Dr. Elizabeth McGee
My teaching and research interests can best be summed up as an answer the call to “Get out and Play!” I have been involved in some aspect of informal and/or outdoor education for over 25 years. I am executive director of an outreach program called Youth in Science which provides outdoor learning experiences in the Sierra Nevada to low-income kids from the greater San Jose area. There are many research opportunities in the area of outdoor education, most notably projects that address why and how outdoor education is effective in fostering science literacy and self-confidence. I am also interested in working with teachers to enhance their understanding of biological evolution in order to integrate these ideas and concepts into all K-12 life science education activities and labs. I am broadly interested in ecology and evolution. Since 1999 I have worked in the rainforests of eastern Madagascar to investigate the effects of selective logging on lemur biogeochemistry. I also conduct research on Paleocene and Eocene mammals, specifically on the taphonomy and paleobiology of an archaic mammal calledCoryphodon.
Dr. Elizabeth McGee
Professor, Biological Sciences & Science Education
Co-director, Science Education Program
Science Ed Courses Taught
Science Education 173: Methods in Science Teaching
Science 210: Integrative Science in the Outdoor Classroom
Science 255: Special Topics - Evolution in the Science Classroom
Ph.D. State University of New York, Stony Brook, Anthropology, 1997.
M.A. State University of New York, Stony Brook, Anthropology, 1993.
M.A. University of California, Berkeley, Paleontology, 1989.
A.B. University of California, Berkeley, Anthropology, 1983.
McGee, E.M. and W.F. Turnbull. 2010. A Paleopopulation of Coryphodon lobatus(Mammalia: Pantodonta) from Deardorff Hill Coryphodon Quarry, Piceance Basin, Colorado.

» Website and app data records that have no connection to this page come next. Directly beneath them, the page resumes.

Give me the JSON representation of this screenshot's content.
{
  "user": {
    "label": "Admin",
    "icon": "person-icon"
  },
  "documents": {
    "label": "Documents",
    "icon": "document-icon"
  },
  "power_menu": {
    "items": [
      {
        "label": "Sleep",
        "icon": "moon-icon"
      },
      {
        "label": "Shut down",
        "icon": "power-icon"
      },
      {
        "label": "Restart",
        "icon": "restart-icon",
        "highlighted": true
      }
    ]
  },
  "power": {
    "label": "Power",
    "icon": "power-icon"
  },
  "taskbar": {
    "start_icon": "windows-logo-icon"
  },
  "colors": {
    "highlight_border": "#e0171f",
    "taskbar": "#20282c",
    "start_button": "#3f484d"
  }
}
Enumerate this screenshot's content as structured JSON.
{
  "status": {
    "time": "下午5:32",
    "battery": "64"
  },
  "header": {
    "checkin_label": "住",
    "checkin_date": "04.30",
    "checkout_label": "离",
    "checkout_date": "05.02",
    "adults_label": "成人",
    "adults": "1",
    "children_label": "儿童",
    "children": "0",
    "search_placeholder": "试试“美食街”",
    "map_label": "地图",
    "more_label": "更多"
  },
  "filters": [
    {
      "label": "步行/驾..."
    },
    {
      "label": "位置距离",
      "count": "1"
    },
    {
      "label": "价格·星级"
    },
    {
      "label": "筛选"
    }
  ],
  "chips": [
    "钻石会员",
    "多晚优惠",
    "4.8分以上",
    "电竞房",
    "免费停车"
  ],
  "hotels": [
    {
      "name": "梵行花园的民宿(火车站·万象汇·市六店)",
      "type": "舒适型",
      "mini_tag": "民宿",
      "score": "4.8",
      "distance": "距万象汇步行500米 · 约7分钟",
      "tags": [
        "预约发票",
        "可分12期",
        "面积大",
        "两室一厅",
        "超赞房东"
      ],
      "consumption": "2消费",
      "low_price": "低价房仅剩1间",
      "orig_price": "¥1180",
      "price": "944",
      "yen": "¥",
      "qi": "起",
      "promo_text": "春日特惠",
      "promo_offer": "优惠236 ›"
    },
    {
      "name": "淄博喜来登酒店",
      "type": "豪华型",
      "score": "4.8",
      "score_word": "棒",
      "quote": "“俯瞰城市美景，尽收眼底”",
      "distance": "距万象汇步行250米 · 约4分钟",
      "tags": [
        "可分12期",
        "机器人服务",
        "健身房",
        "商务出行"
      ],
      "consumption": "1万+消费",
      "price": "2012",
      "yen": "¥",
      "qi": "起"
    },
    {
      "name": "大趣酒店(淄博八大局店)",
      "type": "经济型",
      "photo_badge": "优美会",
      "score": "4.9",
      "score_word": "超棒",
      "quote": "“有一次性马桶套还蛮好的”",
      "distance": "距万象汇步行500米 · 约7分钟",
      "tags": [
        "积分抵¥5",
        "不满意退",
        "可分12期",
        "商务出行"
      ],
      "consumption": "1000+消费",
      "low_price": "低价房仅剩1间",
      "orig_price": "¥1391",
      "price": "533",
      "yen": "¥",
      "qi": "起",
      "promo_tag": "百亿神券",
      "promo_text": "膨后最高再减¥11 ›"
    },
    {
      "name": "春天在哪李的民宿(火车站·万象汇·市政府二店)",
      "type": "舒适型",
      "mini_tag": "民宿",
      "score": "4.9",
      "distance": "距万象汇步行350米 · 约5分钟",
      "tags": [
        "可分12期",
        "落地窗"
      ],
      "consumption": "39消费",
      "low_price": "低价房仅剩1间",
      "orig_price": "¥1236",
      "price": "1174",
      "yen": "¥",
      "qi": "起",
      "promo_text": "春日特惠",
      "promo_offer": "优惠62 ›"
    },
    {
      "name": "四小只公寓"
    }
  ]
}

Fieldiana Geology 1554:1-12.
Vaughn, S.E. and E.M. McGee. 2009. Association of Allobosca crassipes (Diptera: Hippoboscidae) with the black and white ruffed lemur (Varecia variegata variegata) and Milne-Edwards’ sifaka (Propithecus edwardsi) in southeastern Madagascar. Pan-Pacific Entomologist 85(3):162-166.
McGee, E.M., S.E. Vaughn, J.S. Lundberg. 2008. Biogeochemical effects of anthropogenic disturbance across time and habitat in Madagascar. International Journal of Primatology 96:447.
McGee, E.M. & S.E. Vaughn. 2007. Biogeochemical effects of anthropogenic disturbance on Propithecus edwardsi (Primates: Indriidae) from Ranomafana National Park in southeastern Madagascar. American Journal of Physical AnthropologySupplement 44: 168.
McGee, E. and S.E. Vaughn. 2006. Stable isotope analysis: a technique for evaluating ecological change in disturbed habitats. International Journal of Primatology 27 (Supplement 1):499.
Soto, J.G., Anand, S. and McGee, E. 2004. Plagiarism avoidance: an empirical study examining teaching strategies. Journal of College Science Teaching 33:42-48.
McGee, E.M. 2003. What is a Primate? American Biology Teacher 65:313-318.
McGee, E.M. 2002. Intraspecific dental variability in cf. Coryphodon anthracoideus(Mammalia: Pantodonta) from Roehler’s Coryphodon Catastrophe Quarry, Washakie Basin, Wyoming. Rocky Mountain Geology 37:61-73.
McGee, E.M. 2001. A mass death accumulation of Coryphodon anthracoideus(Pantodonta: Mammalia) from Roehler's Coryphodon Catastrophe Quarry (Lower Eocene, Wasatch Formation, Washakie Basin, Wyoming); pp. 317-333 in (G.G. Gunnell, ed.), Eocene Vertebrates: Unusual Occurrences and Rarely Sampled Habitats, Plenum Press, New York.